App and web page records
·····

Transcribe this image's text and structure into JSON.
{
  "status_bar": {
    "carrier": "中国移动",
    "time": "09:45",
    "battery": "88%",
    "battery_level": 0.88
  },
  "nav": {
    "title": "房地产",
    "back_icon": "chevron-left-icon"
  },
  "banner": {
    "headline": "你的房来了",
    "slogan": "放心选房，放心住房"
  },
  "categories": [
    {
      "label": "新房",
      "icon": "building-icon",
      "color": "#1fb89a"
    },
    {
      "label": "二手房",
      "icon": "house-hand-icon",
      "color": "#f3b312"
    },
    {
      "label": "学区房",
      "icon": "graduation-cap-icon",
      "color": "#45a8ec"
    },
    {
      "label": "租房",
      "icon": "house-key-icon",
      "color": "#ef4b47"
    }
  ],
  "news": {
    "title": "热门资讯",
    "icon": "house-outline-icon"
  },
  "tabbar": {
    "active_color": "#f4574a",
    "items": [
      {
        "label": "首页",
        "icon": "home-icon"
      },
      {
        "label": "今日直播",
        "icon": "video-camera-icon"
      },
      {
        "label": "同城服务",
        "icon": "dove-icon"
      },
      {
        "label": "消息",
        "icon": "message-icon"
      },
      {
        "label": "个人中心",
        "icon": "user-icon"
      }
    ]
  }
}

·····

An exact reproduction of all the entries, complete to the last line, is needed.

■ **Expected answer**:
Transcribe this image's text and structure into JSON.
{
  "status_bar": {
    "carrier": "中国移动",
    "time": "09:45",
    "battery": "88%",
    "battery_level": 0.88
  },
  "nav": {
    "title": "房地产",
    "back_icon": "chevron-left-icon"
  },
  "banner": {
    "headline": "你的房来了",
    "slogan": "放心选房，放心住房"
  },
  "categories": [
    {
      "label": "新房",
      "icon": "building-icon",
      "color": "#1fb89a"
    },
    {
      "label": "二手房",
      "icon": "house-hand-icon",
      "color": "#f3b312"
    },
    {
      "label": "学区房",
      "icon": "graduation-cap-icon",
      "color": "#45a8ec"
    },
    {
      "label": "租房",
      "icon": "house-key-icon",
      "color": "#ef4b47"
    }
  ],
  "news": {
    "title": "热门资讯",
    "icon": "house-outline-icon"
  },
  "tabbar": {
    "active_color": "#f4574a",
    "items": [
      {
        "label": "首页",
        "icon": "home-icon"
      },
      {
        "label": "今日直播",
        "icon": "video-camera-icon"
      },
      {
        "label": "同城服务",
        "icon": "dove-icon"
      },
      {
        "label": "消息",
        "icon": "message-icon"
      },
      {
        "label": "个人中心",
        "icon": "user-icon"
      }
    ]
  }
}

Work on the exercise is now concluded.